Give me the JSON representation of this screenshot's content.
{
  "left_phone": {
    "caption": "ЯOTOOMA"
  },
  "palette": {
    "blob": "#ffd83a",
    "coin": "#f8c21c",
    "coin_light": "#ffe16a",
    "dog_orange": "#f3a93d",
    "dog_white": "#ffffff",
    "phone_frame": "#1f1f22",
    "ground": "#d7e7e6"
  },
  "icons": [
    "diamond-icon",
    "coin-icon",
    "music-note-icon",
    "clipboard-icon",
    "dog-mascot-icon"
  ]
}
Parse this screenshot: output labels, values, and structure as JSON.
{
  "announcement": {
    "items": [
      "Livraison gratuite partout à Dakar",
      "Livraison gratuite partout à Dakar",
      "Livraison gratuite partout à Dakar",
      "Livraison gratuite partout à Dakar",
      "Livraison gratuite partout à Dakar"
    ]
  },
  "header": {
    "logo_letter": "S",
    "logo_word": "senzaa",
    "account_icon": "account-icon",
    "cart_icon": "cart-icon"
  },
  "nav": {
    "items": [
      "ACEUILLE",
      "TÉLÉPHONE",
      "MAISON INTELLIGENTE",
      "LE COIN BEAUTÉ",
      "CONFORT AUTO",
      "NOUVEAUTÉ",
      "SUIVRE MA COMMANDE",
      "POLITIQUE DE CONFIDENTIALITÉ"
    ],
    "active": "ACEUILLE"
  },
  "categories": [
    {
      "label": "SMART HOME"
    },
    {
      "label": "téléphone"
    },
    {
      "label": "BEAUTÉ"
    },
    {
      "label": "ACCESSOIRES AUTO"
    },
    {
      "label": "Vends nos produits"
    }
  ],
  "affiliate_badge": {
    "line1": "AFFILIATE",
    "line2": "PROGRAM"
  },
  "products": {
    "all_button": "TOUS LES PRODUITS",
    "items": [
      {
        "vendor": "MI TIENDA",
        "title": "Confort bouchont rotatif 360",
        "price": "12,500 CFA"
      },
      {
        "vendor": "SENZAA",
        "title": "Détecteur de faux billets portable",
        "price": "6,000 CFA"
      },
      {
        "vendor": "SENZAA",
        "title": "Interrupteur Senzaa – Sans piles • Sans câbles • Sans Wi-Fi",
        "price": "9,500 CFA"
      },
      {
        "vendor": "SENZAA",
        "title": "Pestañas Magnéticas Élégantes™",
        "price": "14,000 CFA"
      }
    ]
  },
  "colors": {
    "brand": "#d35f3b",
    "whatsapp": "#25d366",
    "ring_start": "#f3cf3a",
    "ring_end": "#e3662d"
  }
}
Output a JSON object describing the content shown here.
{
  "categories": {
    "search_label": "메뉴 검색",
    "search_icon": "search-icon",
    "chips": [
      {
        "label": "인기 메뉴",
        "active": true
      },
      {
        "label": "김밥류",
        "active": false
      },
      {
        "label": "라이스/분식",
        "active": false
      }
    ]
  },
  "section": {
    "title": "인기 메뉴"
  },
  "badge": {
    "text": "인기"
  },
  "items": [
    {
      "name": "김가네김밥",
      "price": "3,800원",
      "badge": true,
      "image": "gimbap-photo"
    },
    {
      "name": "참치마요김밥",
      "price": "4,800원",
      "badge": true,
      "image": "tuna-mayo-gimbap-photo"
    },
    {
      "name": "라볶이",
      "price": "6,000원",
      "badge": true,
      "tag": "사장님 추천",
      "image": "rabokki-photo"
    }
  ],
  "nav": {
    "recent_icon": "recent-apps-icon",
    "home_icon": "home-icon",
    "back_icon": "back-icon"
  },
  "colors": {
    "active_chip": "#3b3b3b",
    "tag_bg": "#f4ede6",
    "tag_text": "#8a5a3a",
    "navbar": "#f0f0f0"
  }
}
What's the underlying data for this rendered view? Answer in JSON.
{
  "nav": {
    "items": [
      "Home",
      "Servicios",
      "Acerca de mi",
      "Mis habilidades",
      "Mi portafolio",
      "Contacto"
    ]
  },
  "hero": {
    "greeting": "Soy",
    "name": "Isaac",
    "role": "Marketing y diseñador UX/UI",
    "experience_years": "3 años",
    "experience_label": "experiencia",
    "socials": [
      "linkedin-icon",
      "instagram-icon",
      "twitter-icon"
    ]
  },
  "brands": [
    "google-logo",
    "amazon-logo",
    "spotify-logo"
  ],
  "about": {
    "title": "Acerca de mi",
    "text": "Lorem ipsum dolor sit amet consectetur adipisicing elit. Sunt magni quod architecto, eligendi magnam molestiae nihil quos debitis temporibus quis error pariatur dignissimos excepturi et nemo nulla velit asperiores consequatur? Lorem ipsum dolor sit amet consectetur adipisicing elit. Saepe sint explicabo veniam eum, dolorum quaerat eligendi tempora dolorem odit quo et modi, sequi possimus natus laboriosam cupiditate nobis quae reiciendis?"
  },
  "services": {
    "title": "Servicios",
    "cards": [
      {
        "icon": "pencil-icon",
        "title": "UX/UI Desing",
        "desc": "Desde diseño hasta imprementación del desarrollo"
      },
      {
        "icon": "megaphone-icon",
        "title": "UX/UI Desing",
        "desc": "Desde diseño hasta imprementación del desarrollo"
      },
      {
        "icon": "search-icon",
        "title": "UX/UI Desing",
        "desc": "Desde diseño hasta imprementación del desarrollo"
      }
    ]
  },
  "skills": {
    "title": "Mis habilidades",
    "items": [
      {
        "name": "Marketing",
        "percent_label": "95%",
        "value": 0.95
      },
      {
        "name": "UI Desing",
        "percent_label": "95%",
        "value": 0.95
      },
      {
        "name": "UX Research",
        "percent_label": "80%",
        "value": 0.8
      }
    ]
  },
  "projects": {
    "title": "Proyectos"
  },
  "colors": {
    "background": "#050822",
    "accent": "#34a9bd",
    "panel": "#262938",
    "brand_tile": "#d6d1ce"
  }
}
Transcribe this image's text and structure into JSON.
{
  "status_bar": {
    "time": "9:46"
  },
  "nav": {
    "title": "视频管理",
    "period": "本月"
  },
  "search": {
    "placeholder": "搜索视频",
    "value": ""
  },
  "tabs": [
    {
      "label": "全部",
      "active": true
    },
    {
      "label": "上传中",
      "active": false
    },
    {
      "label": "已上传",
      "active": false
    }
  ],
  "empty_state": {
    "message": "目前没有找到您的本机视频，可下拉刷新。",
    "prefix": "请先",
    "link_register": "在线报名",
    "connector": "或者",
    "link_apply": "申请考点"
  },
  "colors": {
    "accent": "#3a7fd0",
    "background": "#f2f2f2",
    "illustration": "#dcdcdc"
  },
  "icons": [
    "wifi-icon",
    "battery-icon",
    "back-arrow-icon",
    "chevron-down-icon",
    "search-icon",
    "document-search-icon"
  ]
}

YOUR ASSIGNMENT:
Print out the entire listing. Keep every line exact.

RESULT OF THE TASK:
Give me the JSON representation of this screenshot's content.
{
  "left_phone": {
    "caption": "ЯOTOOMA"
  },
  "palette": {
    "blob": "#ffd83a",
    "coin": "#f8c21c",
    "coin_light": "#ffe16a",
    "dog_orange": "#f3a93d",
    "dog_white": "#ffffff",
    "phone_frame": "#1f1f22",
    "ground": "#d7e7e6"
  },
  "icons": [
    "diamond-icon",
    "coin-icon",
    "music-note-icon",
    "clipboard-icon",
    "dog-mascot-icon"
  ]
}
Parse this screenshot: output labels, values, and structure as JSON.
{
  "announcement": {
    "items": [
      "Livraison gratuite partout à Dakar",
      "Livraison gratuite partout à Dakar",
      "Livraison gratuite partout à Dakar",
      "Livraison gratuite partout à Dakar",
      "Livraison gratuite partout à Dakar"
    ]
  },
  "header": {
    "logo_letter": "S",
    "logo_word": "senzaa",
    "account_icon": "account-icon",
    "cart_icon": "cart-icon"
  },
  "nav": {
    "items": [
      "ACEUILLE",
      "TÉLÉPHONE",
      "MAISON INTELLIGENTE",
      "LE COIN BEAUTÉ",
      "CONFORT AUTO",
      "NOUVEAUTÉ",
      "SUIVRE MA COMMANDE",
      "POLITIQUE DE CONFIDENTIALITÉ"
    ],
    "active": "ACEUILLE"
  },
  "categories": [
    {
      "label": "SMART HOME"
    },
    {
      "label": "téléphone"
    },
    {
      "label": "BEAUTÉ"
    },
    {
      "label": "ACCESSOIRES AUTO"
    },
    {
      "label": "Vends nos produits"
    }
  ],
  "affiliate_badge": {
    "line1": "AFFILIATE",
    "line2": "PROGRAM"
  },
  "products": {
    "all_button": "TOUS LES PRODUITS",
    "items": [
      {
        "vendor": "MI TIENDA",
        "title": "Confort bouchont rotatif 360",
        "price": "12,500 CFA"
      },
      {
        "vendor": "SENZAA",
        "title": "Détecteur de faux billets portable",
        "price": "6,000 CFA"
      },
      {
        "vendor": "SENZAA",
        "title": "Interrupteur Senzaa – Sans piles • Sans câbles • Sans Wi-Fi",
        "price": "9,500 CFA"
      },
      {
        "vendor": "SENZAA",
        "title": "Pestañas Magnéticas Élégantes™",
        "price": "14,000 CFA"
      }
    ]
  },
  "colors": {
    "brand": "#d35f3b",
    "whatsapp": "#25d366",
    "ring_start": "#f3cf3a",
    "ring_end": "#e3662d"
  }
}
Output a JSON object describing the content shown here.
{
  "categories": {
    "search_label": "메뉴 검색",
    "search_icon": "search-icon",
    "chips": [
      {
        "label": "인기 메뉴",
        "active": true
      },
      {
        "label": "김밥류",
        "active": false
      },
      {
        "label": "라이스/분식",
        "active": false
      }
    ]
  },
  "section": {
    "title": "인기 메뉴"
  },
  "badge": {
    "text": "인기"
  },
  "items": [
    {
      "name": "김가네김밥",
      "price": "3,800원",
      "badge": true,
      "image": "gimbap-photo"
    },
    {
      "name": "참치마요김밥",
      "price": "4,800원",
      "badge": true,
      "image": "tuna-mayo-gimbap-photo"
    },
    {
      "name": "라볶이",
      "price": "6,000원",
      "badge": true,
      "tag": "사장님 추천",
      "image": "rabokki-photo"
    }
  ],
  "nav": {
    "recent_icon": "recent-apps-icon",
    "home_icon": "home-icon",
    "back_icon": "back-icon"
  },
  "colors": {
    "active_chip": "#3b3b3b",
    "tag_bg": "#f4ede6",
    "tag_text": "#8a5a3a",
    "navbar": "#f0f0f0"
  }
}
What's the underlying data for this rendered view? Answer in JSON.
{
  "nav": {
    "items": [
      "Home",
      "Servicios",
      "Acerca de mi",
      "Mis habilidades",
      "Mi portafolio",
      "Contacto"
    ]
  },
  "hero": {
    "greeting": "Soy",
    "name": "Isaac",
    "role": "Marketing y diseñador UX/UI",
    "experience_years": "3 años",
    "experience_label": "experiencia",
    "socials": [
      "linkedin-icon",
      "instagram-icon",
      "twitter-icon"
    ]
  },
  "brands": [
    "google-logo",
    "amazon-logo",
    "spotify-logo"
  ],
  "about": {
    "title": "Acerca de mi",
    "text": "Lorem ipsum dolor sit amet consectetur adipisicing elit. Sunt magni quod architecto, eligendi magnam molestiae nihil quos debitis temporibus quis error pariatur dignissimos excepturi et nemo nulla velit asperiores consequatur? Lorem ipsum dolor sit amet consectetur adipisicing elit. Saepe sint explicabo veniam eum, dolorum quaerat eligendi tempora dolorem odit quo et modi, sequi possimus natus laboriosam cupiditate nobis quae reiciendis?"
  },
  "services": {
    "title": "Servicios",
    "cards": [
      {
        "icon": "pencil-icon",
        "title": "UX/UI Desing",
        "desc": "Desde diseño hasta imprementación del desarrollo"
      },
      {
        "icon": "megaphone-icon",
        "title": "UX/UI Desing",
        "desc": "Desde diseño hasta imprementación del desarrollo"
      },
      {
        "icon": "search-icon",
        "title": "UX/UI Desing",
        "desc": "Desde diseño hasta imprementación del desarrollo"
      }
    ]
  },
  "skills": {
    "title": "Mis habilidades",
    "items": [
      {
        "name": "Marketing",
        "percent_label": "95%",
        "value": 0.95
      },
      {
        "name": "UI Desing",
        "percent_label": "95%",
        "value": 0.95
      },
      {
        "name": "UX Research",
        "percent_label": "80%",
        "value": 0.8
      }
    ]
  },
  "projects": {
    "title": "Proyectos"
  },
  "colors": {
    "background": "#050822",
    "accent": "#34a9bd",
    "panel": "#262938",
    "brand_tile": "#d6d1ce"
  }
}
Transcribe this image's text and structure into JSON.
{
  "status_bar": {
    "time": "9:46"
  },
  "nav": {
    "title": "视频管理",
    "period": "本月"
  },
  "search": {
    "placeholder": "搜索视频",
    "value": ""
  },
  "tabs": [
    {
      "label": "全部",
      "active": true
    },
    {
      "label": "上传中",
      "active": false
    },
    {
      "label": "已上传",
      "active": false
    }
  ],
  "empty_state": {
    "message": "目前没有找到您的本机视频，可下拉刷新。",
    "prefix": "请先",
    "link_register": "在线报名",
    "connector": "或者",
    "link_apply": "申请考点"
  },
  "colors": {
    "accent": "#3a7fd0",
    "background": "#f2f2f2",
    "illustration": "#dcdcdc"
  },
  "icons": [
    "wifi-icon",
    "battery-icon",
    "back-arrow-icon",
    "chevron-down-icon",
    "search-icon",
    "document-search-icon"
  ]
}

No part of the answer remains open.